…Richard Epstein, a conservative law professor at the University of Chicago who embraces originalism, said Federalist 69 shows that the administration’s legal theory is “just wrong.” He called the presidentialists’ failure to acknowledge the essay “scandalous” because it is one of the most important records of the Founders’ views on the balance of power between Congress and the commander in chief. “How can you not talk about Federalist 69?” he said. “All you have to do is go on Google and put in ‘Federalist Papers’ and “commander in chief’ and it pops up.”
Karl’s point about Goldfarb being a communications guy and not a policy advisor is well-taken. My point wasn’t that Goldfarb would be a huge influence on McCain. My point was that we can tell a lot about what policies a candidate is going to embrace by what staff he hires. Presumably, a candidate who’s emphasizing foreign policy as much as McCain wouldn’t hire someone for that senior a position if he had strong objections to Goldfarb’s own views on foreign policy–and presumably, if that were the case, Goldfarb wouldn’t accept the job. In other words, the hiring of Goldfarb gives us some insight into McCain’s views on executive power. If you’re a presidentialist, you’re probably happy with the hire. If you’re skeptical of presidential power, as I am, the hire doesn’t bode well.
NOTE: I originally attributed the Protein Wisdom post to Jeff Golstein, that site’s proprietor. It was actually written by a co-blogger who goes by “Karl.”
NOTE II: Via the comments (and email), I should clarify: There’s some confusion about what “unitary executive theory” actually means. In general it means the president should be in charge of the executive, and no one else. How that plays out in actual policy depends on who’s using the term, and what they’re advocating for. Unitary executive theory has been used to argue that a president should be free to dismiss cabinet heads at will (a good thing), to argue against the appointment of independent counsels (I’m undecided, here), and to argue that Congress has no power to end wars, or prevent the president from pulling out of treaties, using signing statements to express your intent to ignore laws passed by Congress, and so on (all bad ideas). There’s nothing wrong with unitary executive theory if the executive you’re arguing the president should have complete control of is limited to its proper scope. The problem is that the biggest proponents of unitary executive theory also believe in an expansive executive with powers the president was never intended to have.
So when I wrote in the post that Hamilton was opposed to a unitary executive, that’s not quite right.
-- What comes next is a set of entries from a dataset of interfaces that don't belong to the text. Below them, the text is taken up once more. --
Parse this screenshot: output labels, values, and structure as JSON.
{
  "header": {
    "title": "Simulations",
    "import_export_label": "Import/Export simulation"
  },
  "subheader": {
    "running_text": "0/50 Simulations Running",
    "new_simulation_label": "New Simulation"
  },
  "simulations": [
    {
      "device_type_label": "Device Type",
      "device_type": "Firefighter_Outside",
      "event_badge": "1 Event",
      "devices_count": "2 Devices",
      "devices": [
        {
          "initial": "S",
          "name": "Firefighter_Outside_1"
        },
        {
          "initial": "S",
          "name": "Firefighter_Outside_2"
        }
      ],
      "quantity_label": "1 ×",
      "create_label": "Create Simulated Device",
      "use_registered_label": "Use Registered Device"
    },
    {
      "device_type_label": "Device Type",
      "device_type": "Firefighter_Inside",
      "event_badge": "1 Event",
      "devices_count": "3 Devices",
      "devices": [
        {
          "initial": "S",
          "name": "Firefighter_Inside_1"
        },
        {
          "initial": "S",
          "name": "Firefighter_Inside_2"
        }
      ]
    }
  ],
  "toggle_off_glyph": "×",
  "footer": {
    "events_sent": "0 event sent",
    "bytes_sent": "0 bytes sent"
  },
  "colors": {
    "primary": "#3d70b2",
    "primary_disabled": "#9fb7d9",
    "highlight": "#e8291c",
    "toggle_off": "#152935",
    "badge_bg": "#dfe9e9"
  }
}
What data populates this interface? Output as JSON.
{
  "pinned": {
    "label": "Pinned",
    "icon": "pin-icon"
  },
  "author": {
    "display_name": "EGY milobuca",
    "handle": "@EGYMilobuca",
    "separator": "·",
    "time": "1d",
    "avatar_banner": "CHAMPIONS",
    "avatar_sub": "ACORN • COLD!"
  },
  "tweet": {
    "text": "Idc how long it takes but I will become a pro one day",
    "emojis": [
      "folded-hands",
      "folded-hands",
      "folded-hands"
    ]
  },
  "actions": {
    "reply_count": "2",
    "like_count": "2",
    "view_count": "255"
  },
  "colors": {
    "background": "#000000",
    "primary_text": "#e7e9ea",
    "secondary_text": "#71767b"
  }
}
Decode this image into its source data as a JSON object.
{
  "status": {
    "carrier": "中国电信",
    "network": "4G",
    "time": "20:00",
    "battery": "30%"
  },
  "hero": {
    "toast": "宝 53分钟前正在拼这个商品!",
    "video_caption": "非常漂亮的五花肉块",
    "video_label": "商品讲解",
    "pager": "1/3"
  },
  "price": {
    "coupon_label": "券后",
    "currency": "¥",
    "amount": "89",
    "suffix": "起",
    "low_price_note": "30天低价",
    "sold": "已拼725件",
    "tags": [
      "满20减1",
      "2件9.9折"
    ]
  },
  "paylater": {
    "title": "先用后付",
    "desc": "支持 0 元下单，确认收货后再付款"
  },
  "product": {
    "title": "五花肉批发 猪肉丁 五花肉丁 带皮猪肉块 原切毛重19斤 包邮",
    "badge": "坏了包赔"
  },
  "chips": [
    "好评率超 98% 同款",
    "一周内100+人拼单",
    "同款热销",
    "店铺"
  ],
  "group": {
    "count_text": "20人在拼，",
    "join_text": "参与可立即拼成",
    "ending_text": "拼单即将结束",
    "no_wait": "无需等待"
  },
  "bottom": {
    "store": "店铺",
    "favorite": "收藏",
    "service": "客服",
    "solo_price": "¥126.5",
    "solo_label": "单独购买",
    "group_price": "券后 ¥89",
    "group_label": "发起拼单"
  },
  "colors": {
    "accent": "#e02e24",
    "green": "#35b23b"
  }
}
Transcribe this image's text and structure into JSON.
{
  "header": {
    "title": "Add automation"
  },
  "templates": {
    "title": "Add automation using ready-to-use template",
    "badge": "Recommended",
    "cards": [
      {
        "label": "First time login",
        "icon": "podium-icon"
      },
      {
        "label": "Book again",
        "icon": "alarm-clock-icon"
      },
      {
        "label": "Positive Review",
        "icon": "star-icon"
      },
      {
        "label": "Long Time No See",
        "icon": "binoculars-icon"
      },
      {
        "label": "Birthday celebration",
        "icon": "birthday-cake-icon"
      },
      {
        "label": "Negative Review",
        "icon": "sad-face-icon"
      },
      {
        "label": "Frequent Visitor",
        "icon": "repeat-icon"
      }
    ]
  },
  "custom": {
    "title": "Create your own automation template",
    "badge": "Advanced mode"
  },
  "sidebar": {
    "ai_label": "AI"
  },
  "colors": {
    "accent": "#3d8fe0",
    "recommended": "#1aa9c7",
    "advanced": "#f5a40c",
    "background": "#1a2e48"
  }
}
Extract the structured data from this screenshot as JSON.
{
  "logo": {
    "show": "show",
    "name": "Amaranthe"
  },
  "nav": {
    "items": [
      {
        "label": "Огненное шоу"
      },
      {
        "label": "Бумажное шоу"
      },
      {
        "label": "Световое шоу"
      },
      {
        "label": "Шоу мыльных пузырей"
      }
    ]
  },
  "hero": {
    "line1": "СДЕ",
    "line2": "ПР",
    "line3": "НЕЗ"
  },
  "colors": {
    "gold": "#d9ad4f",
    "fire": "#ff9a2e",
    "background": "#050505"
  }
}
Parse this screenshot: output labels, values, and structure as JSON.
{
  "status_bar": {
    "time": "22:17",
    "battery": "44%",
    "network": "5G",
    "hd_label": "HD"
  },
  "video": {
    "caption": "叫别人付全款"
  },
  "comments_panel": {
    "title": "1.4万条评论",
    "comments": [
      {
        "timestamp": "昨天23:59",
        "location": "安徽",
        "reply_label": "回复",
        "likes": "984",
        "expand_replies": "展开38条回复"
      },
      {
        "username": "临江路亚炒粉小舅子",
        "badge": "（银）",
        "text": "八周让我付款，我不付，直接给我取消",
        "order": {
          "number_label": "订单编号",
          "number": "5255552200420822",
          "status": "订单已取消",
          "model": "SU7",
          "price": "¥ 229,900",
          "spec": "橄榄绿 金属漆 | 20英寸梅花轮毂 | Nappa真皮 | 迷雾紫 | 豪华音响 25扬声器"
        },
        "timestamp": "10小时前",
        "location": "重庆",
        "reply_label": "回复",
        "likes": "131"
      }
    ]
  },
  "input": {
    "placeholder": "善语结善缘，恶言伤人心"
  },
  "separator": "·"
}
He’d have supported the idea that the president and only the president be in charge of administering the executive branch. He’d have opposed giving the president the powers many people today who cite Hamilton are saying Hamilton intended the president to have.